In our gender diversity practice, we are aware how cultural stereotypes influence our views and behavior. Ever wonder why we remain so conflicted about women achieving parity in the executive suite? Take a close look at Barbie and think about how warped her physical dimensions are. She is so thin, she’d be classified as anorexic. In fact, her dimensions literally would cripple her.
If Barbie were real, she’d have half a liver because her waist is so small. With so long and narrow a neck, she’d be unable to lift her head. Moreover, she couldn’t stand — it would be physically impossible with her teensy-weensy child’s size three feet in the permanent high-heel position. She’d have to crawl.

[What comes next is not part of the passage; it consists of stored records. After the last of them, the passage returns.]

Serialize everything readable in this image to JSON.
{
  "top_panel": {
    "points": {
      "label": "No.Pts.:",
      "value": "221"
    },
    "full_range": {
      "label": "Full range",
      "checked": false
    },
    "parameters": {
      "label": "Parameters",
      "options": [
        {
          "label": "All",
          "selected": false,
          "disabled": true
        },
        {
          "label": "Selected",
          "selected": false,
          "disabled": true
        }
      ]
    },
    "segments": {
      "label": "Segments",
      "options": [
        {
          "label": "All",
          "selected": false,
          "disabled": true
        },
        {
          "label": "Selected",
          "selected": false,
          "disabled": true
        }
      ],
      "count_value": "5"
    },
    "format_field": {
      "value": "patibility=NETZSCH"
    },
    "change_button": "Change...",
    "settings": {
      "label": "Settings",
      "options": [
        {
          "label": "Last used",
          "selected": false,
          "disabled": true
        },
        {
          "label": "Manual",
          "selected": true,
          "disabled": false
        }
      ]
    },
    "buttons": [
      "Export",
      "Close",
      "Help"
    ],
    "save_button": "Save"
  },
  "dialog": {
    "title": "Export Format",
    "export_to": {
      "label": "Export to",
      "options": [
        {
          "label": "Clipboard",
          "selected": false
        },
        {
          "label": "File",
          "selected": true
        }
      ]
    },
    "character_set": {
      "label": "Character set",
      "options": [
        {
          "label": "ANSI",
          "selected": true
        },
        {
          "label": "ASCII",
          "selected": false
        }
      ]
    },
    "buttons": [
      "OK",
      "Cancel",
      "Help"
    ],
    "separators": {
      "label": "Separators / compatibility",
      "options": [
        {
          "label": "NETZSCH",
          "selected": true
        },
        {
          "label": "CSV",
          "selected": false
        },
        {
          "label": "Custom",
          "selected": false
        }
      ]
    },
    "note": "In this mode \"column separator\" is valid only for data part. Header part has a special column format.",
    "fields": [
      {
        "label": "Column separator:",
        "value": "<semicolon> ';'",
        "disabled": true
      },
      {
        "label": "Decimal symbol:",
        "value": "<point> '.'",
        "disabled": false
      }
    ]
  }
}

Every two seconds, a Barbie is sold. Every year, 15 million dolls make their way into the hands of little girls. Too few of them grow up to be CEOs. While a the iconography of a single doll seems trivial, it is not when it has served as a role model for our daughters for more than fifty years. Rehabs.com, which published the infographic below, points out that four out of five 10-year-olds say that they’re afraid of being fat. 42% of girls in first through third grade wish they were thinner. And, half of girls aged 9 or 10 claim that they feel better about themselves when they’re dieting.
On January 1st of this year, we achieved a new milestone when the number of female CEOs in the Fortune 500 rose to 21. The number represents a paltry 4.2% when parity would be 50%. Though there are many contributing factors,Barbie is so imbedded deep in our psyches that I suspect the number of female CEOs will not change until Barbie does.